The purpose of this study was to determine whether Mexican American adolescents' suicide ideation could be predicted from their acculturation levels. Although adolescents' acculturation levels did not correlate independently with suicide ideation scores, acculturation did significantly (and positively) predict suicide ideation when combined with depressive symptoms and low self-esteem.

A Primer on Rational Suicide and Other Forms of Hastened Death 
James L. Werth, Jr., American Psychological Association AIDS Policy Congressional Fellow,
Daniel J. Holdwick, Jr., St. Lawrence University 
An overview of the major mental health issues involved in the debate over rational suicide and other forms of hastened death. Covers the arguments for including counseling psychologists and other mental health professionals in discussions about hastened death. Provides direction for those counseling psychologists who are working with persons who may be rational in their decisions to hasten death.

Physician-Assisted Suicide 
Lois Snyder, JD; Daniel P. Sulmasy, OFM, MD, PhD, for the Ethics and Human Rights Committee, American College of Physicians - American Society of Internal Medicine, 7 August 2001, Volume 135 Issue 3, Pages 209-216
Medical professional codes have long prohibited physician involvement in assisting a patient's suicide. Despite ethical and legal prohibitions, calls for the liberalization of this ban have grown. In addressing such a issue, physicians, policymakers, and society must fully consider the needs of patients, the vulnerability of particular patient groups, issues of trust and professionalism, and the complexities of end-of-life health care. Physician-assisted suicide is prominent among the issues that define our professional norms and codes of ethics. 
The American College of Physicians and American Society of Internal Medicine does not support the legalization of physician-assisted suicide. The routine practice of physician-assisted suicide raises serious ethical and other concerns. Legalization would undermine the patient–physician relationship and the trust necessary to sustain it; alter the medical profession's role in society; and endanger the value our society places on life, especially on the lives of disabled, incompetent, and vulnerable individuals.

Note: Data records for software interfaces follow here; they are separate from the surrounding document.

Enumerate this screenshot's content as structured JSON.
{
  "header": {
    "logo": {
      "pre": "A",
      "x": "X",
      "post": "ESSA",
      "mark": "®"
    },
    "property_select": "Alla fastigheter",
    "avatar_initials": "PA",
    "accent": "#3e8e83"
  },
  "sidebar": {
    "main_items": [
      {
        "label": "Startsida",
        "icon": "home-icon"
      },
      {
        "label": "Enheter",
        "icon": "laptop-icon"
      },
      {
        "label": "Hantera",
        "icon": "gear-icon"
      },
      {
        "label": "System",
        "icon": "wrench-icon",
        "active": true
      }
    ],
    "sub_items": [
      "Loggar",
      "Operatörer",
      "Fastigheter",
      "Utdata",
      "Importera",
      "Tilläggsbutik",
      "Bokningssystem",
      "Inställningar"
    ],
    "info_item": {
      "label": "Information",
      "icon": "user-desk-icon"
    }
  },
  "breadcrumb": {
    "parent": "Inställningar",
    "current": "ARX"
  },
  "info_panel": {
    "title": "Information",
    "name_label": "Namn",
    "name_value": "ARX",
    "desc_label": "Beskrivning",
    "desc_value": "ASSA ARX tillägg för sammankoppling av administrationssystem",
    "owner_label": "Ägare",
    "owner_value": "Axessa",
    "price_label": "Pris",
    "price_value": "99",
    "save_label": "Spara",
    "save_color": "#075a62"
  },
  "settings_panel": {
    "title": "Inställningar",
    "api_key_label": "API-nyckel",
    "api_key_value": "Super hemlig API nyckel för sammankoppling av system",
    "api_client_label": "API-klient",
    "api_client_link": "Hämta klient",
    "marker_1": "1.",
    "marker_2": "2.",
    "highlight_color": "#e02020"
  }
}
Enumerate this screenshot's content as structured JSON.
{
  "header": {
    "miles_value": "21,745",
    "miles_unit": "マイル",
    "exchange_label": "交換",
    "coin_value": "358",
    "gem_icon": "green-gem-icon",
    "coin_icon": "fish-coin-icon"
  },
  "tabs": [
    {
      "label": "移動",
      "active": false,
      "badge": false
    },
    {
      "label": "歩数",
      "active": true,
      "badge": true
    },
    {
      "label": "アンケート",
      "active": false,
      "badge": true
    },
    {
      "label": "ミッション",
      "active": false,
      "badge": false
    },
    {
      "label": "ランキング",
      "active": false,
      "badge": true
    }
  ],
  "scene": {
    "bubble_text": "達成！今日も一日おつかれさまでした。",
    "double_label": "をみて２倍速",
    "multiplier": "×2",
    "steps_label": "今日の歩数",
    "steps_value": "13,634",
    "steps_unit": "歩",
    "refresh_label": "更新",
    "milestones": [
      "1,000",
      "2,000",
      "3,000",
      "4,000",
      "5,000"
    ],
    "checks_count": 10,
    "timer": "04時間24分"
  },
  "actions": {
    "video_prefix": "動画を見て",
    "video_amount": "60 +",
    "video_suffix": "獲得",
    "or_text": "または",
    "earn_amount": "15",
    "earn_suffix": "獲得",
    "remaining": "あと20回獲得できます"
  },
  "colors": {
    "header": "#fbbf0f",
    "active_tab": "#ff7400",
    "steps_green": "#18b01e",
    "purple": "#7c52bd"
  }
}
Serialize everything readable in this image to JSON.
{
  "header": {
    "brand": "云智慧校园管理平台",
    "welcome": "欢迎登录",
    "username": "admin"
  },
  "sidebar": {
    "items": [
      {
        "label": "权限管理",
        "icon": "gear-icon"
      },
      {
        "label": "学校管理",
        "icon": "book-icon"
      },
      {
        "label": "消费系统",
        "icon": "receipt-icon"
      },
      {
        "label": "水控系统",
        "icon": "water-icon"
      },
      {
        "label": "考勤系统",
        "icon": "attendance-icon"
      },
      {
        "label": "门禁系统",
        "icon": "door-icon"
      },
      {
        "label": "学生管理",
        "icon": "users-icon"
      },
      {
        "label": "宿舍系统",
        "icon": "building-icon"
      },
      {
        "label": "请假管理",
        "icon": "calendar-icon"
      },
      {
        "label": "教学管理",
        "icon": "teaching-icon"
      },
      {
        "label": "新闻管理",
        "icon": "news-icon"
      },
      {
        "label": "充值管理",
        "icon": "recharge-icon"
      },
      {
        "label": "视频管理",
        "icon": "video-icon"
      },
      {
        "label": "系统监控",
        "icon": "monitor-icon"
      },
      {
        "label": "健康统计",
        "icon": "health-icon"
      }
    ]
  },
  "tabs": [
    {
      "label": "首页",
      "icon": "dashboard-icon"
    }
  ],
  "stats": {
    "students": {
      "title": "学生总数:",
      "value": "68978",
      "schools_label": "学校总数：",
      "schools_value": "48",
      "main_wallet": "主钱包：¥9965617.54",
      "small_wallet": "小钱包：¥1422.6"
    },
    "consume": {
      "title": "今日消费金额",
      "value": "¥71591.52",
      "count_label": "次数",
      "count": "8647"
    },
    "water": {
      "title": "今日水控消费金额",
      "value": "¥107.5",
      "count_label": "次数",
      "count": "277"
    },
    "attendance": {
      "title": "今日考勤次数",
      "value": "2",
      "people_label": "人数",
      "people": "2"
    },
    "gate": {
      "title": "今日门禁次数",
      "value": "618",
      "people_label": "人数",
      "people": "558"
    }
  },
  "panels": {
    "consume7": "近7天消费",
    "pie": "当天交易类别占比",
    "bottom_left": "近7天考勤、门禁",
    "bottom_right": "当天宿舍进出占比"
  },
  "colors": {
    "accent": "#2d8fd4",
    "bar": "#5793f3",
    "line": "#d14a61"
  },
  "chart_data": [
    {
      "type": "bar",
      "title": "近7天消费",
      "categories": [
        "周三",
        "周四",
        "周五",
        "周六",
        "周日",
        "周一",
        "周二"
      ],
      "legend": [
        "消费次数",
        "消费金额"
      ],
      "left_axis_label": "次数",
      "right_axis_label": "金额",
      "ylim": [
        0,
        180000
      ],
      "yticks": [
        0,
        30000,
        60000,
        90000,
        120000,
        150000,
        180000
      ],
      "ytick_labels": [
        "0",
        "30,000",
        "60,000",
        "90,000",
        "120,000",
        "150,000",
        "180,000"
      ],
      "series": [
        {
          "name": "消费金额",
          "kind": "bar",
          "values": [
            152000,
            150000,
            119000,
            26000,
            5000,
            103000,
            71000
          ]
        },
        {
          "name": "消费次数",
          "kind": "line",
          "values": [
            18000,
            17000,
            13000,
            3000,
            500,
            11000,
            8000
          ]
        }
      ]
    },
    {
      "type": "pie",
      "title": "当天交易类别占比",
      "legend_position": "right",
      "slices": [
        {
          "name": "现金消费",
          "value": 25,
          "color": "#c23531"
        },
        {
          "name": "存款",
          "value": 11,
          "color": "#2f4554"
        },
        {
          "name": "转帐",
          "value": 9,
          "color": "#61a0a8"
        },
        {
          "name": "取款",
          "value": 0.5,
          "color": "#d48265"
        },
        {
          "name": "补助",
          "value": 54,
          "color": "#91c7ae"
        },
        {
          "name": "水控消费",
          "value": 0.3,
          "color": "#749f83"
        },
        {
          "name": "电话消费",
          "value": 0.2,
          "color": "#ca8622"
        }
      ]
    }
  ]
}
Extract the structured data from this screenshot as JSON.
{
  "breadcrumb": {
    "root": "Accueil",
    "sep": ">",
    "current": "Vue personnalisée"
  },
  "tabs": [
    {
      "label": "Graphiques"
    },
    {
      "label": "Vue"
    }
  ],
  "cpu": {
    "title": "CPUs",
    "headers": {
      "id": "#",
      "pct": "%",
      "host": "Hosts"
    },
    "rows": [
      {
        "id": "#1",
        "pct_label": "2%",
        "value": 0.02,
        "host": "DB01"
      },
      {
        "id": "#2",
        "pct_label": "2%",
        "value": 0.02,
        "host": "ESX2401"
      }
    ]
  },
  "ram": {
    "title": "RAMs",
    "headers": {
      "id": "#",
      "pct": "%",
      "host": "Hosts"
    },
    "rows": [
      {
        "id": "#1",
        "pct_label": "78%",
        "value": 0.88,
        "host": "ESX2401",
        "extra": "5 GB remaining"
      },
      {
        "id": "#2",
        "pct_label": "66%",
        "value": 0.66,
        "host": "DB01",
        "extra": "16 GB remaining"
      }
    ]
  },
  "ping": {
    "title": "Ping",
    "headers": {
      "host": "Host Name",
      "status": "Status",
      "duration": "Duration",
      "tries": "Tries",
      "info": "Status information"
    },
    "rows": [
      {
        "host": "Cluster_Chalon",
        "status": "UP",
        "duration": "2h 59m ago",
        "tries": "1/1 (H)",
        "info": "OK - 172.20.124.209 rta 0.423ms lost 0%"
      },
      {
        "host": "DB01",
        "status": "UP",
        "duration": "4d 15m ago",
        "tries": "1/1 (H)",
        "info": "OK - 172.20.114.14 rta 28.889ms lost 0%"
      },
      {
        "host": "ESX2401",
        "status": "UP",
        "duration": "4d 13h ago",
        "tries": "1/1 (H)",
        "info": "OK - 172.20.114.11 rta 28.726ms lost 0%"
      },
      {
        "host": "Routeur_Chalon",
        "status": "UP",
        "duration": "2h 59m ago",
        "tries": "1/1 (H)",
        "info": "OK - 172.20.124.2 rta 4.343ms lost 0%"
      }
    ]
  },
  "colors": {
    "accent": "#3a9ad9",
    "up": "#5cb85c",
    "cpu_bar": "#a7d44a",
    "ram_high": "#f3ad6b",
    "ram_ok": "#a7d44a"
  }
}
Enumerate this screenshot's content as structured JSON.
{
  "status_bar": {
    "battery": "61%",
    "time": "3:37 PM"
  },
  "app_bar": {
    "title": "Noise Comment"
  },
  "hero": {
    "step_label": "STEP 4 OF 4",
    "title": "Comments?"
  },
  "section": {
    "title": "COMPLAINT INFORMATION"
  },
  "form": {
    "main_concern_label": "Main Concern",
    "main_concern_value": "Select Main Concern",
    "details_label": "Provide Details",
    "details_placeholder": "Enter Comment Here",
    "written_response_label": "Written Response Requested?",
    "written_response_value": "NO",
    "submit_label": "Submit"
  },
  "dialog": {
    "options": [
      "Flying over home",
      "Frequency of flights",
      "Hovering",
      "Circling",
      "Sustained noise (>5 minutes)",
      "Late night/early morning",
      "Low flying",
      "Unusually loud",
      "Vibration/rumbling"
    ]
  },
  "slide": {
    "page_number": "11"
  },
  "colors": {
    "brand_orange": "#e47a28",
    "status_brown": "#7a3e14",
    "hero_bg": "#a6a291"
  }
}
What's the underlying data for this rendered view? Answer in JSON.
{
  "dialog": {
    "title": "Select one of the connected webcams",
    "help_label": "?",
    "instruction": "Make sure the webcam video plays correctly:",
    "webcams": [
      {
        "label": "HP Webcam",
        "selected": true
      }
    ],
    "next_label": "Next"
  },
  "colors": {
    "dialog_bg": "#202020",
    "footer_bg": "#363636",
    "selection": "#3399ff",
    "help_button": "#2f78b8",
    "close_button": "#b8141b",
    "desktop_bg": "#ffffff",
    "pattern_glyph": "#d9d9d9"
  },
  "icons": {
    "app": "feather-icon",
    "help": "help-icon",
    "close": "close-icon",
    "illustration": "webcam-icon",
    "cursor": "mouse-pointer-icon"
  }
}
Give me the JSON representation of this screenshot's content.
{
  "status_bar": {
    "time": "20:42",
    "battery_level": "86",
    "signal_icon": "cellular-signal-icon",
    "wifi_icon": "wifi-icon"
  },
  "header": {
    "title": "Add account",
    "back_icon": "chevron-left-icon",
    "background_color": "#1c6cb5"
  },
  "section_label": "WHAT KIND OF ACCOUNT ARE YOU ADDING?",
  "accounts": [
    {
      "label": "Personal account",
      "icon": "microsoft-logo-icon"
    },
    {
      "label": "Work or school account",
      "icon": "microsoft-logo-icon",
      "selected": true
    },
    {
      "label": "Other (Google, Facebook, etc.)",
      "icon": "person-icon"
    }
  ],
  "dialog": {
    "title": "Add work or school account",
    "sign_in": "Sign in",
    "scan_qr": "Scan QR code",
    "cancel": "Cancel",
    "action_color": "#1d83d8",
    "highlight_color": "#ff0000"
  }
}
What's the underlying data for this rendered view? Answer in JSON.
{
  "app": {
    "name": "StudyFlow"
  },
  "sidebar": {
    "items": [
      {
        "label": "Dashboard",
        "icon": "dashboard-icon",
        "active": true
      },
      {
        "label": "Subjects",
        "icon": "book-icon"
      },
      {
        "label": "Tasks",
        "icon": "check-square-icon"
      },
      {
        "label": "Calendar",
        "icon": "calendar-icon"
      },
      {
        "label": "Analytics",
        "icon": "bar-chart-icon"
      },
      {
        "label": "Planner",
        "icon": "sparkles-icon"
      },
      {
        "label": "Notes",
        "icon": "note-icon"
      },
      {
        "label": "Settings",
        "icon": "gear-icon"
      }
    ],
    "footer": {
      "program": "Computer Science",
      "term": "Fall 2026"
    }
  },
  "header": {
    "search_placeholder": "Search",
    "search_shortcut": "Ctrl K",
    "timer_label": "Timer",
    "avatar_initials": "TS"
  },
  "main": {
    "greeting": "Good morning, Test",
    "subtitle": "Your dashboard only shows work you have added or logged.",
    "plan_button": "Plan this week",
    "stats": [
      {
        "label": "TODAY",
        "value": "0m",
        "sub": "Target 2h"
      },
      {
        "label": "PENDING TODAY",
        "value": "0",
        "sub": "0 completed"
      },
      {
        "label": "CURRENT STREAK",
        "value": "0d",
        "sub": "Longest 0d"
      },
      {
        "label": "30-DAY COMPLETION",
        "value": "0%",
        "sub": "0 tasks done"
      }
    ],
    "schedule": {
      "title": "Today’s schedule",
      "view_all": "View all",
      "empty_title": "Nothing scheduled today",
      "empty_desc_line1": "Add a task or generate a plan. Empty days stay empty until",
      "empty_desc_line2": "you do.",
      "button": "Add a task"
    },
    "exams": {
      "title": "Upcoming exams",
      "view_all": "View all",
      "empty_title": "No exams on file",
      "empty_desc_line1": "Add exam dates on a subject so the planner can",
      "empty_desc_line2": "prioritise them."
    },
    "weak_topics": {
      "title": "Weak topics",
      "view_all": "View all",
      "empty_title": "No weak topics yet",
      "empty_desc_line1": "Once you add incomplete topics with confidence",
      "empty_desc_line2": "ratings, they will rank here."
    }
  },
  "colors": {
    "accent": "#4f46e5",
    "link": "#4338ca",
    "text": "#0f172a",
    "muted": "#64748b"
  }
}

Durkheim linked anomic suicide to disillusionment and disappointment.

Durkheim distinguished between egoistic, anomic, altruistic, and fatalistic suicide, broad classifications that reflect then-prevailing theories of human behavior.

Durkheim viewed egoistic suicide as a consequence of the deterioration of social and familial bonds.

The term 'altruism' was used by Emile Durkheim (1858-1917) to describe a suicide committed for the benefit of others or for the community: this would include self-sacrifice for military objectives in wartime.

The condition of slavery may make an individual feel that the only way to find escape is suicide. This would be fatalistic suicide because the individual considers himself condemned by fate or doomed to be a slave. A fatalistic situation calling for a fatalistic suicide as a solution or escape.

The category of fatalistic suicide was constructed mainly for purposes of symmetry, as contrasted with egoistic suicide, and because it would undercut his central claims about the role of modern urban life as increasing the incidence of suicide, Durkheim could never seriously examine the possibility that social integration could result in suicide. 

Fatalistic suicide served as a descriptor for suicides in traditional societies, because Durkheim was faced with the issue that even in societies with abundant social capital, individuals nevertheless killed themselves.

Causes for suicide in India In 2014
data.gov.in/catalog/stateut-wise-distribution-suicides-causes
Suicides due to bankruptcy or indebtedness - 2,308
Marriage related suicides - 6,773
Dowry related suicides - 2,261
Suicides because of failure in examination - 2,403
Suicides because of family problems - 28,602
Suicides because of Illness - 23,746
Suicides due to other prolonged illness - 15,419
Suicides due to insanity/mental illness - 7,104
Suicides because of drug abuse/addiction - 3,647
Suicides due to love affairs - 4,168
Suicides because of Poverty - 1,699
Suicides because of unemployment - 2,207.